The senior review author and member of the COPD Recommendations Committee of the Lung Foundation Australia, Dr Johnson George of CMUS, is conducting a new cluster randomized controlled trial to address some of the shortcomings in primary care associated with COPD treatment.
“COPD is not only a complex disease, but also a heterogeneous condition and requires a personal approach to medicine,” he said.
The TerRACOTTA Study on the Treatment of COPD for Prevention of Hospitalization will be the first of its kind to offer individualized interventions to treat COPD for people at risk of exacerbation to improve quality of life and avoid hospitalization.

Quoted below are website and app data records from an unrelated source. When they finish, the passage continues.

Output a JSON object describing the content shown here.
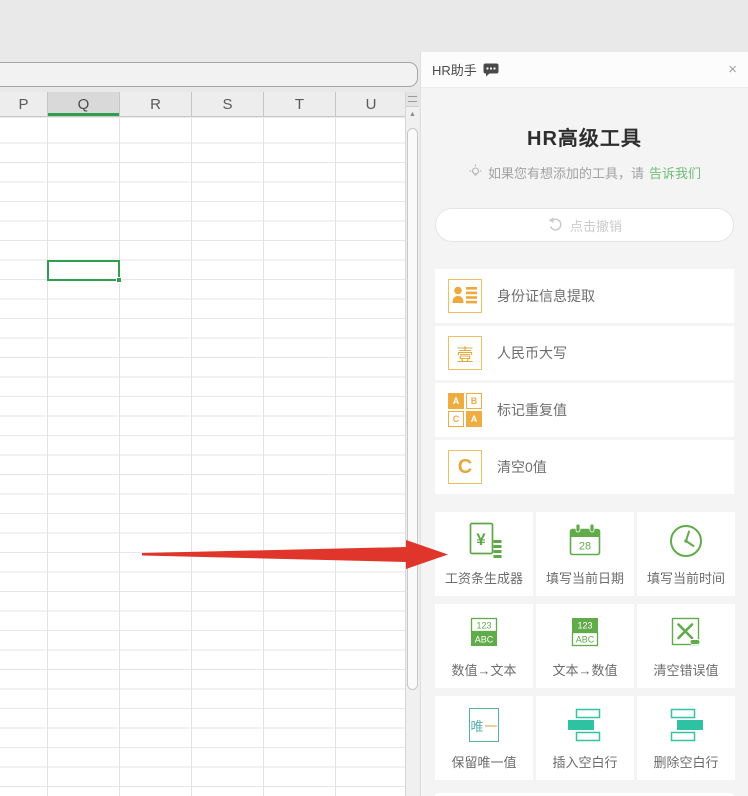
{
  "spreadsheet": {
    "columns": [
      "P",
      "Q",
      "R",
      "S",
      "T",
      "U"
    ],
    "selected_column": "Q",
    "scroll_up_glyph": "▲"
  },
  "panel": {
    "header": {
      "title": "HR助手",
      "close_glyph": "×"
    },
    "title": "HR高级工具",
    "subtitle_prefix": "如果您有想添加的工具，请",
    "subtitle_link": "告诉我们",
    "undo_label": "点击撤销",
    "list_tools": [
      {
        "label": "身份证信息提取"
      },
      {
        "label": "人民币大写",
        "glyph": "壹"
      },
      {
        "label": "标记重复值",
        "cells": [
          "A",
          "B",
          "C",
          "A"
        ]
      },
      {
        "label": "清空0值",
        "glyph": "C"
      }
    ],
    "grid_tools": [
      {
        "label": "工资条生成器",
        "glyph": "¥"
      },
      {
        "label": "填写当前日期",
        "day": "28"
      },
      {
        "label": "填写当前时间"
      },
      {
        "label": "数值→文本",
        "top": "123",
        "bottom": "ABC"
      },
      {
        "label": "文本→数值",
        "top": "123",
        "bottom": "ABC"
      },
      {
        "label": "清空错误值"
      },
      {
        "label": "保留唯一值",
        "glyph_a": "唯",
        "glyph_b": "一"
      },
      {
        "label": "插入空白行"
      },
      {
        "label": "删除空白行"
      }
    ]
  },
  "colors": {
    "orange": "#eaa93d",
    "green": "#5fa84a",
    "teal": "#2fc2a2",
    "link_green": "#72bd77",
    "arrow_red": "#e0352b",
    "selection_green": "#2f9e4f"
  }
}
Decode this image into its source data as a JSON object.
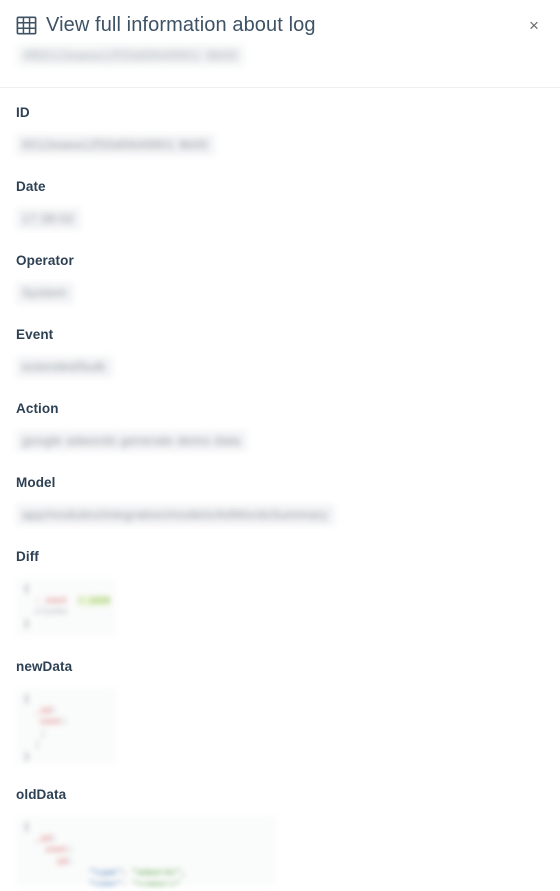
{
  "header": {
    "icon": "table-grid-icon",
    "title": "View full information about log",
    "subtitle": "4fb512eaea12f33d0649901 9b00",
    "close_label": "×"
  },
  "colors": {
    "title": "#3e5266",
    "label": "#2e4054",
    "divider": "#eceff1",
    "code_background": "#fafbfb",
    "diff_added": "#7fb23c",
    "diff_removed": "#d44a4a",
    "json_key": "#3d72b4",
    "json_string": "#4f9d3a"
  },
  "fields": [
    {
      "id": "id",
      "label": "ID",
      "value": "6512eaea12f33d0649901 9b00",
      "type": "text"
    },
    {
      "id": "date",
      "label": "Date",
      "value": "17:38:02",
      "type": "text"
    },
    {
      "id": "operator",
      "label": "Operator",
      "value": "System",
      "type": "text"
    },
    {
      "id": "event",
      "label": "Event",
      "value": "extended/bulk",
      "type": "text"
    },
    {
      "id": "action",
      "label": "Action",
      "value": "google adwords generate demo data",
      "type": "text"
    },
    {
      "id": "model",
      "label": "Model",
      "value": "app/modules/integration/models/AdWordsSummary",
      "type": "text"
    },
    {
      "id": "diff",
      "label": "Diff",
      "type": "code",
      "variant": "diff",
      "lines": [
        [
          {
            "t": "{",
            "c": "tk-punc"
          }
        ],
        [
          {
            "t": "  ",
            "c": "tk-punc"
          },
          {
            "t": "-",
            "c": "tk-del"
          },
          {
            "t": " cost",
            "c": "tk-del"
          },
          {
            "t": "  ",
            "c": "tk-punc"
          },
          {
            "t": "+ 1820",
            "c": "tk-add"
          }
        ],
        [
          {
            "t": "  ",
            "c": "tk-punc"
          },
          {
            "t": "clicks",
            "c": "tk-dim"
          }
        ],
        [
          {
            "t": "}",
            "c": "tk-punc"
          }
        ]
      ]
    },
    {
      "id": "newData",
      "label": "newData",
      "type": "code",
      "variant": "new",
      "lines": [
        [
          {
            "t": "{",
            "c": "tk-punc"
          }
        ],
        [
          {
            "t": "  ",
            "c": "tk-punc"
          },
          {
            "t": "_id",
            "c": "tk-del"
          },
          {
            "t": ":",
            "c": "tk-punc"
          }
        ],
        [
          {
            "t": "   ",
            "c": "tk-punc"
          },
          {
            "t": "cost",
            "c": "tk-del"
          },
          {
            "t": ":",
            "c": "tk-punc"
          }
        ],
        [
          {
            "t": "   ",
            "c": "tk-punc"
          },
          {
            "t": "|",
            "c": "tk-dim"
          }
        ],
        [
          {
            "t": "  ",
            "c": "tk-punc"
          },
          {
            "t": "|",
            "c": "tk-dim"
          }
        ],
        [
          {
            "t": "}",
            "c": "tk-punc"
          }
        ]
      ]
    },
    {
      "id": "oldData",
      "label": "oldData",
      "type": "code",
      "variant": "old",
      "lines": [
        [
          {
            "t": "{",
            "c": "tk-punc"
          }
        ],
        [
          {
            "t": "  ",
            "c": "tk-punc"
          },
          {
            "t": "_id",
            "c": "tk-del"
          },
          {
            "t": ":",
            "c": "tk-punc"
          }
        ],
        [
          {
            "t": "    ",
            "c": "tk-punc"
          },
          {
            "t": "cost",
            "c": "tk-del"
          },
          {
            "t": ":",
            "c": "tk-punc"
          }
        ],
        [
          {
            "t": "      ",
            "c": "tk-punc"
          },
          {
            "t": "id",
            "c": "tk-del"
          },
          {
            "t": ":",
            "c": "tk-punc"
          }
        ],
        [
          {
            "t": "            ",
            "c": "tk-punc"
          },
          {
            "t": "\"type\"",
            "c": "tk-key"
          },
          {
            "t": ": ",
            "c": "tk-punc"
          },
          {
            "t": "\"adwords\"",
            "c": "tk-str"
          },
          {
            "t": ",",
            "c": "tk-punc"
          }
        ],
        [
          {
            "t": "            ",
            "c": "tk-punc"
          },
          {
            "t": "\"name\"",
            "c": "tk-key"
          },
          {
            "t": ": ",
            "c": "tk-punc"
          },
          {
            "t": "\"summary\"",
            "c": "tk-str"
          }
        ]
      ]
    }
  ]
}
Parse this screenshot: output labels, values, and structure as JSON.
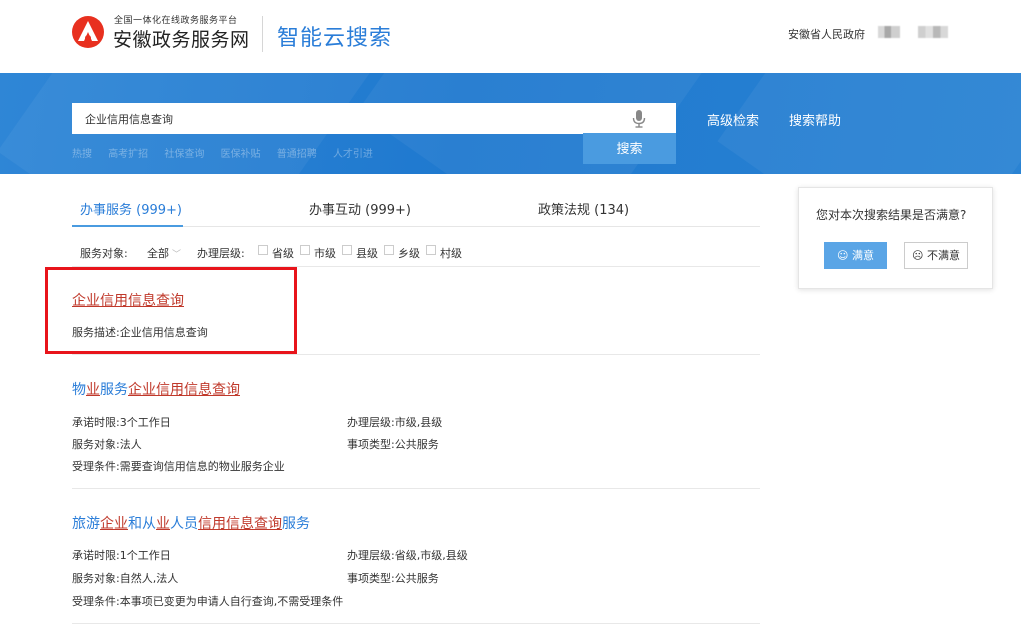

Treatable traits refer to the individual assessment of patients for a specific set of treatable problems, followed by the development and implementation of an individual treatment program. Primary care is ideal for individual preventive measures and the beginning of early treatment aimed at curative traits.
George said that the results of the study will be effective in clinical practice and contribute to the continuous improvement of the quality of COPD: “COPD was the main reason for hospitalization due to chronic diseases in Australia in 2016-2019. Our study aims to demonstrate the effectiveness of coordinated interventions aimed at treatable traits in patients with moderate to severe COPD in general practice to improve health-related quality of life and reduce hospitalizations / emergency department visits.
“TERRACOTTA will focus on the national deployment of an interdisciplinary model of health care to inform about its expansion as a regular service,” George said.
A randomized controlled trial of TERRACOTTA was funded at the initiative of GSK researchers. The court has received the approval of ethical norms and the recruitment of patients should begin soon.